Magnus Carlsen has triumphed once again in London. The World Championship is his for the fourth time and it is his to keep for the next two years.

After 12 classic games were drawn, Carlsen triumphed 3-0 in the rapid format and was decisive on a day when his opponent Fabiano Caruana wasn’t. For a while, it seemed that the Norwegian wouldn’t get his way as his American Italian opponent aimed to become the first United States citizen to win the title since Bobby Fischer in 1972.

Carlsen, brash, individualistic and outspoken, is in many ways reminiscent of the prodigious American who never defended his title and laid into his critics after getting the better of Caruana. “As for the opinions of Garry [Kasparov] and Vlad [Kramnik], I mean, they are entitled to their stupid opinions. That’s all I have to say.”

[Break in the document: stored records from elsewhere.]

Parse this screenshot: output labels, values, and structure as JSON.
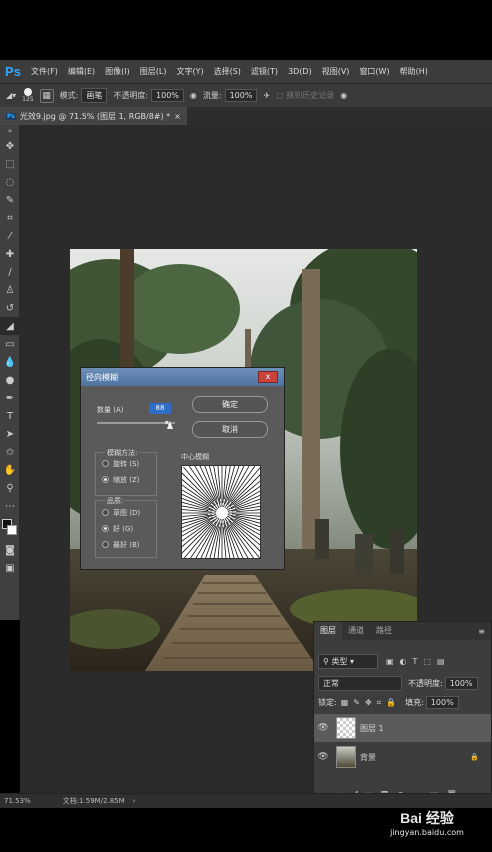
{
  "menubar": {
    "logo": "Ps",
    "items": [
      "文件(F)",
      "编辑(E)",
      "图像(I)",
      "图层(L)",
      "文字(Y)",
      "选择(S)",
      "滤镜(T)",
      "3D(D)",
      "视图(V)",
      "窗口(W)",
      "帮助(H)"
    ]
  },
  "options": {
    "brush_size": "125",
    "mode_label": "模式:",
    "mode_value": "画笔",
    "opacity_label": "不透明度:",
    "opacity_value": "100%",
    "flow_label": "流量:",
    "flow_value": "100%",
    "history_label": "抹到历史记录"
  },
  "document": {
    "tab_title": "光效9.jpg @ 71.5% (图层 1, RGB/8#) *",
    "tab_close": "×"
  },
  "statusbar": {
    "zoom": "71.53%",
    "doc_info": "文档:1.59M/2.85M"
  },
  "dialog": {
    "title": "径向模糊",
    "close": "x",
    "amount_label": "数量 (A)",
    "amount_value": "88",
    "ok_label": "确定",
    "cancel_label": "取消",
    "blur_method_label": "模糊方法:",
    "method_spin": "旋转 (S)",
    "method_zoom": "缩放 (Z)",
    "quality_label": "品质:",
    "quality_draft": "草图 (D)",
    "quality_good": "好 (G)",
    "quality_best": "最好 (B)",
    "center_label": "中心模糊"
  },
  "layers": {
    "tabs": [
      "图层",
      "通道",
      "路径"
    ],
    "filter_kind": "类型",
    "blend_mode": "正常",
    "opacity_label": "不透明度:",
    "opacity_value": "100%",
    "lock_label": "锁定:",
    "fill_label": "填充:",
    "fill_value": "100%",
    "items": [
      {
        "name": "图层 1"
      },
      {
        "name": "背景"
      }
    ]
  },
  "watermark": {
    "brand": "Bai 经验",
    "url": "jingyan.baidu.com"
  },
  "colors": {
    "ps_blue": "#31a8ff",
    "panel": "#3c3c3c",
    "dialog_title": "#5a7fae"
  }
}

Much of the talk was also centred around the format in which the chess championship was decided and the fact that the two players were locked level in the classic section of the final.

Kasparov also highly praised the Norwegian maestro’s rapid play as did others in attendance, including a member of the Appeals committee, British Grandmaster Nigel Short.

The 27-year-old Carlsen joins Alexander Alekhine and Wilhelm Steinitz on four world titles and only has five men ahead of him, Viswanathan Anand being one of them.